Interviewed, November 28, 2007. Chronicle of Higher Education. Topic: Anthropologists working for the military. Quoted in the article: “Panel Releases Report on Anthropologists’ Work with the Military” by David Glenn (November 29, 2007).
Interviewed, October 7, 2008. USA Today. Topic: Relationship between the social sciences and the military. Quoted in the article: “Should Anthropologists Work alongside Soldiers?” by Dan Vergano and Elizabeth Weise (December 9, 2008).
Interviewed. December 17, 2008. Times Higher Education magazine (UK). Topic: Anthropology, the military, Human Terrain System and Minerva Initiative. Quoted in the article: “The Support Troops are Getting Flak” by Jon Marcus (January 15, 2009).
Interviewed. December 22, 2008. Watertown Daily Times (Watertown, NY). Topic: The work of anthropology for the military. Quoted in the article: “Anthropology Debate Heating Up” by Sarah Rivette (December 24, 2008).
Interviewed. January 12, 2009. The Christian Science Monitor (Boston,MA). Topic: Possible social and political repercussions from ratification of Bolivia’s current draft constitution. Quoted in the article: “Bolivia Sets New Global High Mark for Indigenous Rights” by Sara Miller Llana (January 26, 2009).
Interviewed. December 2, 2009. The Boston Globe. Topic: American Anthropological Association’s Report on the Human Terrain System Program. Quoted in the article: “Use of Social Scientists in War Criticized” by Richard Lardner, Associated Press (December 4, 2009).
Chronicle of Higher Education. Topic: American Anthropological Association’s Report on the Human Terrain System Program. Subject of the article: “Program to Embed Anthropologists with the Military Lacks Ethical Standards, Report Says” by David Glenn (December 4, 2009).
Inside Higher Ed. Topic: American Anthropological Association’s Report on the Human Terrain System Program. Quoted in the article: “Anthropology and the Military” by Steve Kolowich (December 4, 2009).
Science Magazine (AAAS). Topic: American Anthropological Association’s Report on the Human Terrain System Program. Quoted in the article: “Anthropologists Slam Using Social Scientists in Mideast Wars” by Yudhijit Bhattacharjee (December 4, 2009).
School of International Service News (American U). Topic: American Anthropological Association’s Human Terrain System Program. Subject of the article: “The Gun or the Pen? An SIS Professor Examines the Role of Anthropology in Counterinsurgency” by Annie Lyons (December 18, 2009).
Allvoices. Topic: American Anthropological Association’s Human Terrain System Program.

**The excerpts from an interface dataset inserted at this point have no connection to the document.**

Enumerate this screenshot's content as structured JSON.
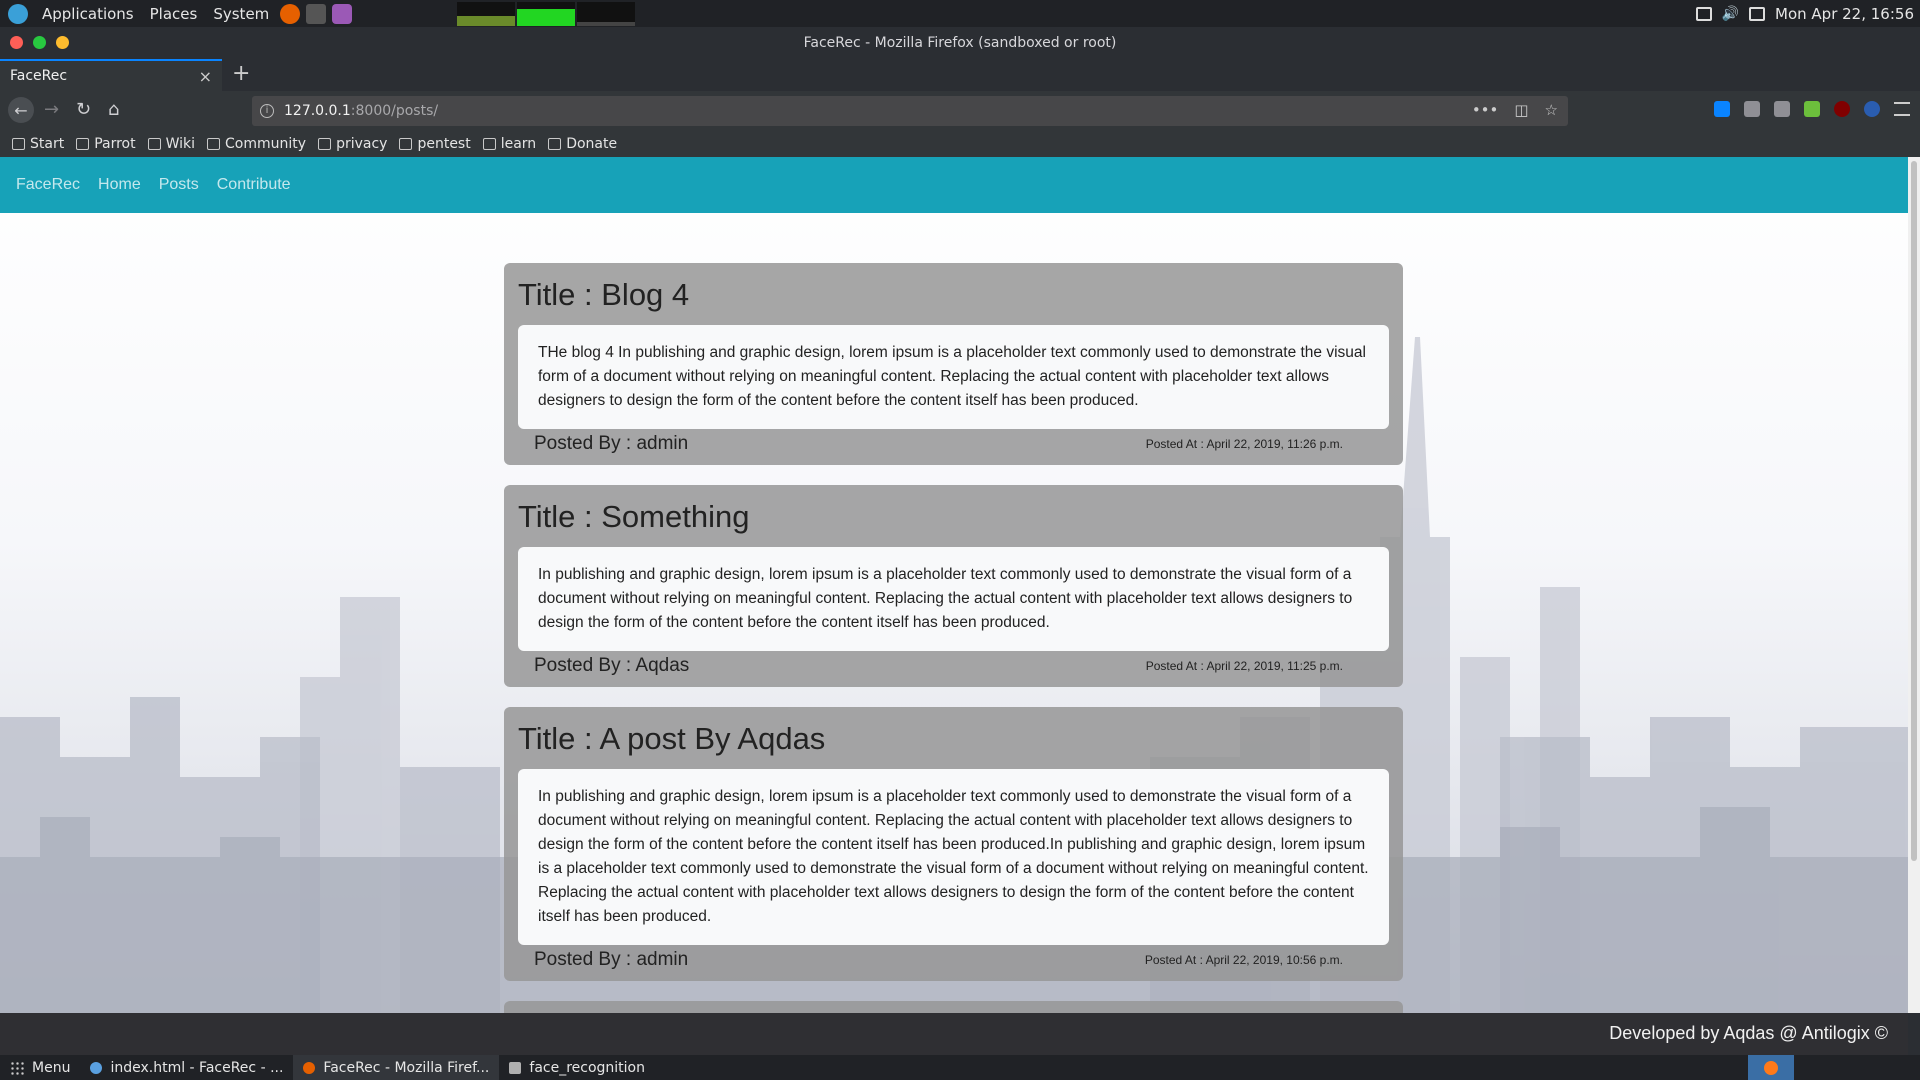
{
  "os_panel": {
    "menus": [
      "Applications",
      "Places",
      "System"
    ],
    "clock": "Mon Apr 22, 16:56"
  },
  "browser": {
    "window_title": "FaceRec - Mozilla Firefox (sandboxed or root)",
    "tab_title": "FaceRec",
    "tab_close": "×",
    "new_tab": "+",
    "url_host": "127.0.0.1",
    "url_rest": ":8000/posts/",
    "bookmarks": [
      "Start",
      "Parrot",
      "Wiki",
      "Community",
      "privacy",
      "pentest",
      "learn",
      "Donate"
    ]
  },
  "site": {
    "brand": "FaceRec",
    "nav": [
      "Home",
      "Posts",
      "Contribute"
    ],
    "posts": [
      {
        "title": "Title : Blog 4",
        "body": "THe blog 4 In publishing and graphic design, lorem ipsum is a placeholder text commonly used to demonstrate the visual form of a document without relying on meaningful content. Replacing the actual content with placeholder text allows designers to design the form of the content before the content itself has been produced.",
        "posted_by": "Posted By : admin",
        "posted_at": "Posted At : April 22, 2019, 11:26 p.m."
      },
      {
        "title": "Title : Something",
        "body": "In publishing and graphic design, lorem ipsum is a placeholder text commonly used to demonstrate the visual form of a document without relying on meaningful content. Replacing the actual content with placeholder text allows designers to design the form of the content before the content itself has been produced.",
        "posted_by": "Posted By : Aqdas",
        "posted_at": "Posted At : April 22, 2019, 11:25 p.m."
      },
      {
        "title": "Title : A post By Aqdas",
        "body": "In publishing and graphic design, lorem ipsum is a placeholder text commonly used to demonstrate the visual form of a document without relying on meaningful content. Replacing the actual content with placeholder text allows designers to design the form of the content before the content itself has been produced.In publishing and graphic design, lorem ipsum is a placeholder text commonly used to demonstrate the visual form of a document without relying on meaningful content. Replacing the actual content with placeholder text allows designers to design the form of the content before the content itself has been produced.",
        "posted_by": "Posted By : admin",
        "posted_at": "Posted At : April 22, 2019, 10:56 p.m."
      }
    ],
    "footer": "Developed by Aqdas @ Antilogix ©"
  },
  "taskbar": {
    "menu": "Menu",
    "tasks": [
      "index.html - FaceRec - ...",
      "FaceRec - Mozilla Firef...",
      "face_recognition"
    ]
  },
  "colors": {
    "navbar": "#17a2b8",
    "card": "#969696",
    "footer": "#2f2f33"
  }
}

Quoted in the article: “Anthropology Shoots at Military Program for GI Jones to Track Cultures in Combat Zones” by Howard Wolinsky (December 21, 2009).

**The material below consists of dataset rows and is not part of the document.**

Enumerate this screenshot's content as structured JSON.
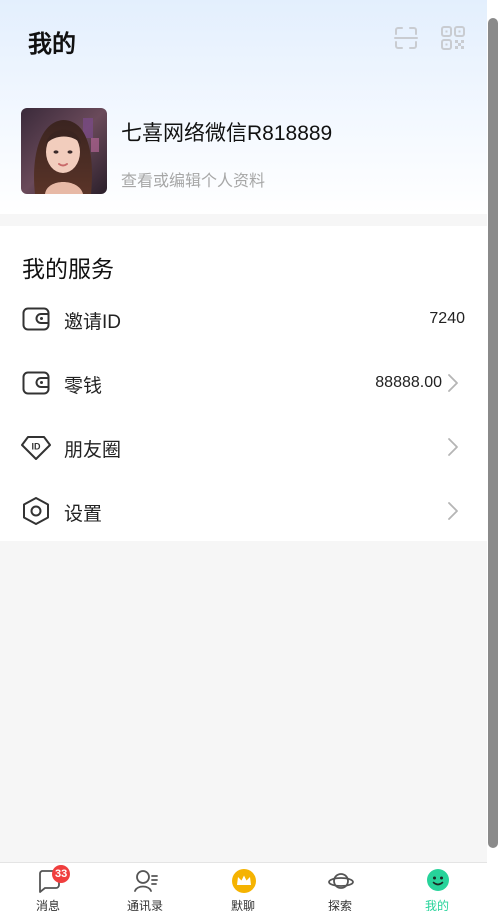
{
  "header": {
    "title": "我的",
    "scan_icon": "scan-icon",
    "qr_icon": "qr-code-icon"
  },
  "profile": {
    "name": "七喜网络微信R818889",
    "subtitle": "查看或编辑个人资料"
  },
  "services": {
    "title": "我的服务",
    "items": [
      {
        "label": "邀请ID",
        "value": "7240",
        "icon": "wallet-icon"
      },
      {
        "label": "零钱",
        "value": "88888.00",
        "icon": "wallet-icon"
      },
      {
        "label": "朋友圈",
        "value": "",
        "icon": "id-badge-icon"
      },
      {
        "label": "设置",
        "value": "",
        "icon": "hexagon-settings-icon"
      }
    ]
  },
  "tabbar": {
    "tabs": [
      {
        "label": "消息",
        "icon": "chat-bubble-icon",
        "badge": "33"
      },
      {
        "label": "通讯录",
        "icon": "contacts-icon"
      },
      {
        "label": "默聊",
        "icon": "crown-icon"
      },
      {
        "label": "探索",
        "icon": "planet-icon"
      },
      {
        "label": "我的",
        "icon": "smiley-face-icon",
        "active": true
      }
    ]
  },
  "colors": {
    "accent": "#27d39a",
    "badge": "#f03e3e",
    "header_gradient_top": "#e3effd",
    "crown": "#f5b301"
  }
}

The Dominion: News from the Grassroots. Topic: Counterinsurgency goals and social scientific participation in Canada and the U.S. Quoted in the article: “The Ethnography of an Air Strike” by Cameron Fenton (April 12, 2010).
Interviewed, September 22, 2010. Topic: Computational Social Sciences and the U.S.Department of Defense. Quoted in the article “Web of War” by Sharon Weinberger (Nature, Vol. 471, March 31, 2011).

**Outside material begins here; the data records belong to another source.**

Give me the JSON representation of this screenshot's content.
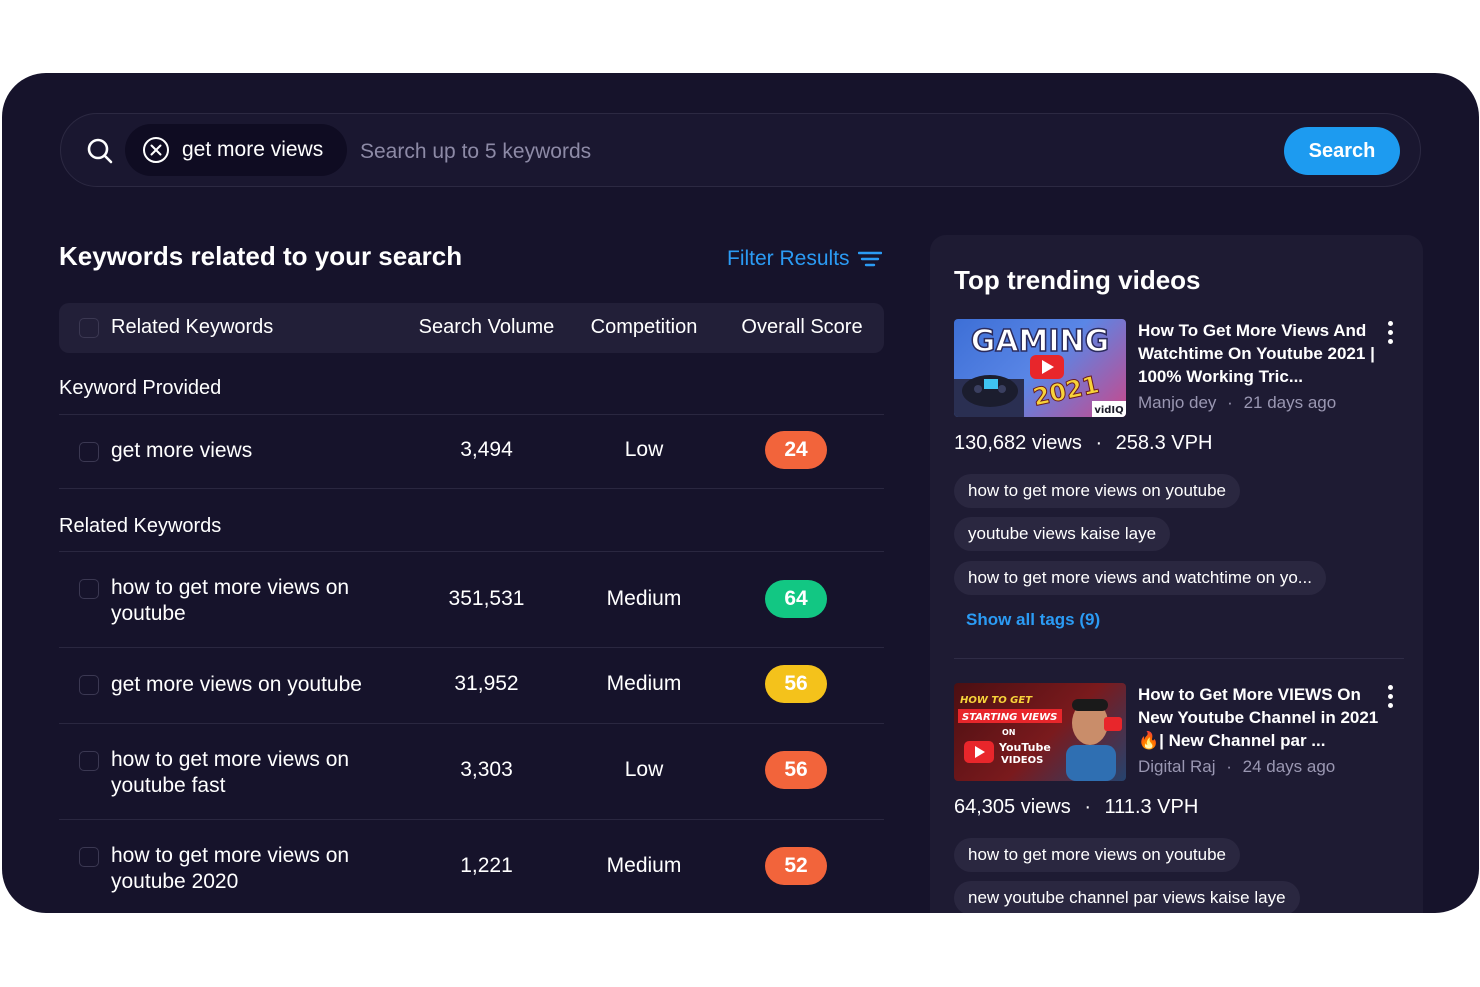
{
  "search": {
    "chip_text": "get more views",
    "placeholder": "Search up to 5 keywords",
    "button_label": "Search"
  },
  "keywords": {
    "title": "Keywords related to your search",
    "filter_label": "Filter Results",
    "headers": {
      "keyword": "Related Keywords",
      "volume": "Search Volume",
      "competition": "Competition",
      "score": "Overall Score"
    },
    "provided_label": "Keyword Provided",
    "provided": [
      {
        "keyword": "get more views",
        "volume": "3,494",
        "competition": "Low",
        "score": "24",
        "score_color": "#f2643b"
      }
    ],
    "related_label": "Related Keywords",
    "related": [
      {
        "keyword": "how to get more views on youtube",
        "volume": "351,531",
        "competition": "Medium",
        "score": "64",
        "score_color": "#12c783"
      },
      {
        "keyword": "get more views on youtube",
        "volume": "31,952",
        "competition": "Medium",
        "score": "56",
        "score_color": "#f4c21b"
      },
      {
        "keyword": "how to get more views on youtube fast",
        "volume": "3,303",
        "competition": "Low",
        "score": "56",
        "score_color": "#f2643b"
      },
      {
        "keyword": "how to get more views on youtube 2020",
        "volume": "1,221",
        "competition": "Medium",
        "score": "52",
        "score_color": "#f2643b"
      }
    ]
  },
  "trending": {
    "title": "Top trending videos",
    "videos": [
      {
        "title": "How To Get More Views And Watchtime On Youtube 2021 | 100% Working Tric...",
        "channel": "Manjo dey",
        "age": "21 days ago",
        "views": "130,682 views",
        "vph": "258.3 VPH",
        "thumb_text": "GAMING",
        "thumb_year": "2021",
        "thumb_badge": "vidIQ",
        "tags": [
          "how to get more views on youtube",
          "youtube views kaise laye",
          "how to get more views and watchtime on yo..."
        ],
        "show_tags": "Show all tags (9)"
      },
      {
        "title": "How to Get More VIEWS On New Youtube Channel in 2021🔥| New Channel par ...",
        "channel": "Digital Raj",
        "age": "24 days ago",
        "views": "64,305 views",
        "vph": "111.3 VPH",
        "thumb_line1": "HOW TO GET",
        "thumb_line2": "STARTING VIEWS",
        "thumb_line3": "ON",
        "thumb_line4": "YouTube",
        "thumb_line5": "VIDEOS",
        "tags": [
          "how to get more views on youtube",
          "new youtube channel par views kaise laye"
        ]
      }
    ]
  },
  "colors": {
    "panel": "#16132b",
    "accent": "#1d9bf0",
    "low_score": "#f2643b",
    "high_score": "#12c783",
    "mid_score": "#f4c21b"
  }
}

Interviewed, September 27, 2010. Topic: The US Military’s Minerva Initiative and Computational Social Science. Quoted in the article “The Pentagon Goes to College” by Stephen Glain (The Progressive, July 2011).
Interviewed. September 27, 2011. The Christian Science Monitor (Boston,MA). Topic: Indigenous TIPNIS protest and march against Bolivia’s indigenous government. Quoted in the article: “Bolivian Indigenous Struggle to be Heard – by Indigenous President Morales” by Sara Miller Llana (October 5, 2011).
Interviewed. October 13, 2011. Topic: IARPA’s open source indicators automatic analysis program to predict social change. Quoted in the article “Spies to Use Twitter as Crystal Ball” by Sharon Weinberger (Nature, published online October 17, 2011).
Interviewed. June 14, 2012. USA Today. Topic: The significance of the “big data” trend as a means of making sense of different kinds of sociocultural information. Quoted in the article “Big Data Disguises Digital Doubts” by Dan Vergano (published June 17, 2012).